By Patti Samar
In the words of John Lennon and Paul McCartney, it has been a long and winding road that has led Barbara Payton back to her hometown of Port Huron.
To simply call Payton a musician would be a disservice to her wide array of creative talents, and her holistic approach to living.
But the multi-talented, musical Payton – who only more recently added “songwriter” to her credentials –is happy to have replanted herself back in her hometown, as she expands her musical career in new directions, and where she would like to make a positive influence in the community, especially on those who are members of the LGBTQ community.
Last year, Payton purchased a home near downtown Port Huron in close proximity to the water. “I love the water,” she said. “I can’t fathom being away from the Great Lakes.
“I came back here to be closer to family,” she said. “I’ve lived away since my early 20s, but I like being somewhere I can make a difference.”
Rock and Roll Road Trip
Many in the Blue Water Area know of Payton’s musical career because she is a back-up singer for Detroit rock and roll legend Bob Seger, with whom she has spent many years touring and recording. She is about to head out on the road with him again later this year. She has also performed and recorded with Detroit-based artist Kid Rock.
And while touring the world with internationally-known acts has been a great day-job for a musician hailing from small-town Michigan, Payton is so much more than that.
“I just love music,” she said. “Both of my parents were music teachers. But being a musician has its pros and cons.”
Years ago, when, like many young, aspiring artists, she found herself not always certain of her musical job security and income, she taught herself how to rehab houses – “it was baptism by fire” – and she also became a licensed massage therapist, something she continues to practice locally.

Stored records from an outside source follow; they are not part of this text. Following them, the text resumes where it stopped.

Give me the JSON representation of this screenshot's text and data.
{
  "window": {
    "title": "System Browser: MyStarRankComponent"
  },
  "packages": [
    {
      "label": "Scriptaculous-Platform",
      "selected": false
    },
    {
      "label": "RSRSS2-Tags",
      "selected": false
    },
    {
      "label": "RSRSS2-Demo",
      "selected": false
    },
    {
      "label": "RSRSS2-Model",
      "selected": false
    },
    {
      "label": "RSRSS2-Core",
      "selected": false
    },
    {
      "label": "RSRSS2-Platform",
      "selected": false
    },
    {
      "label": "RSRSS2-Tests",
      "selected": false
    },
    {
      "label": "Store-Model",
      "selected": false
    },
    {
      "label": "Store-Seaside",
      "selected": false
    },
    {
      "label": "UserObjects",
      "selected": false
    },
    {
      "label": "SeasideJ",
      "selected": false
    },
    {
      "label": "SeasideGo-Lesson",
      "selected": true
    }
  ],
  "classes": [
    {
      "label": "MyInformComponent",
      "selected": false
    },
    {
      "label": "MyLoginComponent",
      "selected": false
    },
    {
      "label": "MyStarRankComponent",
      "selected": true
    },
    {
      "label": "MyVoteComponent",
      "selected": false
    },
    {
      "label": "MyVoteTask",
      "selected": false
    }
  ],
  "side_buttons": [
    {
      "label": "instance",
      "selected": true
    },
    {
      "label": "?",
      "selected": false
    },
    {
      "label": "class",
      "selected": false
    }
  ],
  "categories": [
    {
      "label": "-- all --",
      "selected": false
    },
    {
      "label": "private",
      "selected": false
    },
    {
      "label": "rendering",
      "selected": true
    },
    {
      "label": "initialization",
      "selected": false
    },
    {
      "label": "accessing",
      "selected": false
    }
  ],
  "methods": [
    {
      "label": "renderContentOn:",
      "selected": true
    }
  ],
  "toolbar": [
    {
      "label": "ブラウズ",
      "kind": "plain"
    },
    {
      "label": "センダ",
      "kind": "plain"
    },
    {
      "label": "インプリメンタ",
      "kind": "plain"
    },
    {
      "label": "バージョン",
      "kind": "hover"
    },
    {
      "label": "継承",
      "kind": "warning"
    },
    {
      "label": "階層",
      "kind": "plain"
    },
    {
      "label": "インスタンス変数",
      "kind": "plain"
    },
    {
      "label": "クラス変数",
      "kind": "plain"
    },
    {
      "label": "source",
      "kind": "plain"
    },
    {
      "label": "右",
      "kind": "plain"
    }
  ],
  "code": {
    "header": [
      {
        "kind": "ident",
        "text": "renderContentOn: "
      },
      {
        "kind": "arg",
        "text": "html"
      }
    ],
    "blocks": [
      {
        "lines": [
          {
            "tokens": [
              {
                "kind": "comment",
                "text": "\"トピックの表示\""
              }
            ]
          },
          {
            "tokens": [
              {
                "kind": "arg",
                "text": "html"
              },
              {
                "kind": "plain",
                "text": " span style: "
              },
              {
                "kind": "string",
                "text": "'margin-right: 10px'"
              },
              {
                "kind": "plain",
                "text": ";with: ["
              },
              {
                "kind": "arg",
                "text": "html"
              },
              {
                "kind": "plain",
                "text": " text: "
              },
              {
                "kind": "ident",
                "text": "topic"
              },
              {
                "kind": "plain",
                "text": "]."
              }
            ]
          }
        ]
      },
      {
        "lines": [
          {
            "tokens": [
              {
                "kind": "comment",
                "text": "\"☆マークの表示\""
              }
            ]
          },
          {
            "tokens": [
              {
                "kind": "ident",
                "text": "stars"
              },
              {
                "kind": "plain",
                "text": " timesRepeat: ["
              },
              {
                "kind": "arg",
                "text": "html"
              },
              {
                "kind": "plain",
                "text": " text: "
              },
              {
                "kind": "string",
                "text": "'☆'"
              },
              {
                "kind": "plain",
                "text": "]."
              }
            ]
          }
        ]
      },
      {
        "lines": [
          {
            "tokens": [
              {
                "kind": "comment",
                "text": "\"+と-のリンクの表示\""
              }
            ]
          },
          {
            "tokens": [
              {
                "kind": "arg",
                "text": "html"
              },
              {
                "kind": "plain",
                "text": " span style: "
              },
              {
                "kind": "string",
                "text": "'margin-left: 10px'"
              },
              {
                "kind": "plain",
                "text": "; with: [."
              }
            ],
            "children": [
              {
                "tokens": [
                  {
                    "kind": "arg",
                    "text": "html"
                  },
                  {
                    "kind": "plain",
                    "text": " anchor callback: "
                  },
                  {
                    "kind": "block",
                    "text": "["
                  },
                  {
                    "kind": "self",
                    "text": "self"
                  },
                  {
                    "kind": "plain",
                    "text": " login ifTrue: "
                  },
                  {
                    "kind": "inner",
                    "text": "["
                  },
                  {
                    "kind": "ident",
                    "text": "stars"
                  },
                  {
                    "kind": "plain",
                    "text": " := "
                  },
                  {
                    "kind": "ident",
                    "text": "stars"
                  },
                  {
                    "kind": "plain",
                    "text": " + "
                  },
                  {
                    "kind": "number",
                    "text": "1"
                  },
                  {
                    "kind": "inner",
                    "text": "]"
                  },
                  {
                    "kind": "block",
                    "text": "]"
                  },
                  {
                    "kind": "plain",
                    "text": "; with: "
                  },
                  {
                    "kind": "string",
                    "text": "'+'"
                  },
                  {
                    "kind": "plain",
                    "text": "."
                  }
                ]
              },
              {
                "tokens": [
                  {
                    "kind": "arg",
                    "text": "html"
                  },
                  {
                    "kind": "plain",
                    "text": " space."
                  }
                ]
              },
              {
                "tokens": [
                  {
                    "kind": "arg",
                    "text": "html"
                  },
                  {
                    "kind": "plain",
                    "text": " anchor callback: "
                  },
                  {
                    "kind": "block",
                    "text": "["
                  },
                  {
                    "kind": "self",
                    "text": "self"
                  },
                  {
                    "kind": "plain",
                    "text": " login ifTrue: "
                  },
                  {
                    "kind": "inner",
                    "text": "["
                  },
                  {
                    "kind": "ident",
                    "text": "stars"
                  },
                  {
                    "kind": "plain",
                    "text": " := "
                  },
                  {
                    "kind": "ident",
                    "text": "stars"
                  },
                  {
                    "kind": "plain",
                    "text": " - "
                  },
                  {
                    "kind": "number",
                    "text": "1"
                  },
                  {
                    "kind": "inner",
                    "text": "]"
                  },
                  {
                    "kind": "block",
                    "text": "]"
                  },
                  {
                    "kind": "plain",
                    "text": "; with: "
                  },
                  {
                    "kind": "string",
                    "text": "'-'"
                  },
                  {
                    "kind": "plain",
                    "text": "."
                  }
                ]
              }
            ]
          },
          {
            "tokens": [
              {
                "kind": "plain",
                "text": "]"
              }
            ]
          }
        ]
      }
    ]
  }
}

Currently, Payton is working on her second album, which will be released next year. In it, she showcases a newfound talent: songwriting. “I hadn’t written any of the material for my first album,” she said. “But other artists inspire me. I’ll just start writing about that or my own life experiences.”
She credits friend and fellow musician David Jack with helping her hone her songwriting skills. “He started to show me that I could write.
“To have this album come to fruition is very important to me,” she said. “It’s about satisfying my soul.”
So does Payton hope that one day, it will be all about her band, Barbara Payton and the Instigators, on tour as the headliner?
“I’d like to continue to be a touring musician,” she said. “But that’s not why I do what I do. It’s not about a Grammy. I’ve witnessed what takes place behind the scenes with Bob Seger and with Kid Rock and it’s a fantastic life, and I’m sure they’d agree with that, but I see the pressures that come with it.”
So what does inspire her to continue making music of her own?
“Look at the impact Aretha Franklin had,” she said. “It wasn’t only as a musician, it was as a political activist for social justice.”
“When I believe strongly in something and I think it’s a social injustice, that’s when I speak up,” she said. “I don’t back down.”
A member of the LGBTQ community – Payton is gay – she has experienced first-hand the injustices that come with being a member of a marginalized minority.
“I’m tired of walking on eggshells, be it for women, the gay community or black people,” she said. “I want to be embraced, not tolerated, because I am gay.”
“I want to have conversations with people with opposing views,” she said. “But I’m just horrified by the turn this country has taken. It’s not okay to continue down that path.”
Payton noted that her grandparents were in the Salvation Army and that she has been inspired and boosted by the love that she has received from her family.
“I love my family and I respect them, and I think I get that in return,” she said, noting that, like many families in 2018, they sometimes disagree with regard to politics.
Her mother, she said, has been particularly inspiring, throughout her life, noting that she was inspired to rehab houses after watching her mother do it.
“My mom did that to our home,” she said. “She did things that women really didn’t do at that time.”
With regard to helping people overcome obstacles regarding their differing perspectives of the world?
“My mother is a Christian in the truest sense of the word and she gives me hope,” she said.